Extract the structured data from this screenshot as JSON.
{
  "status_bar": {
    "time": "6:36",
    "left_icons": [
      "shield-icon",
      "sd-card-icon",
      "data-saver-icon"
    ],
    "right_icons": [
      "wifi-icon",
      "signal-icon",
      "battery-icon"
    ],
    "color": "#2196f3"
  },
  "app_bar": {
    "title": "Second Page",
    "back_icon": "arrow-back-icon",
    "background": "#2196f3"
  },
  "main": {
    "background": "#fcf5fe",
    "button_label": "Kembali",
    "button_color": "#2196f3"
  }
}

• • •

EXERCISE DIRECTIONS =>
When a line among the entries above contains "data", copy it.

RESULT OF THIS TASK =>
Extract the structured data from this screenshot as JSON.
      "data-saver-icon"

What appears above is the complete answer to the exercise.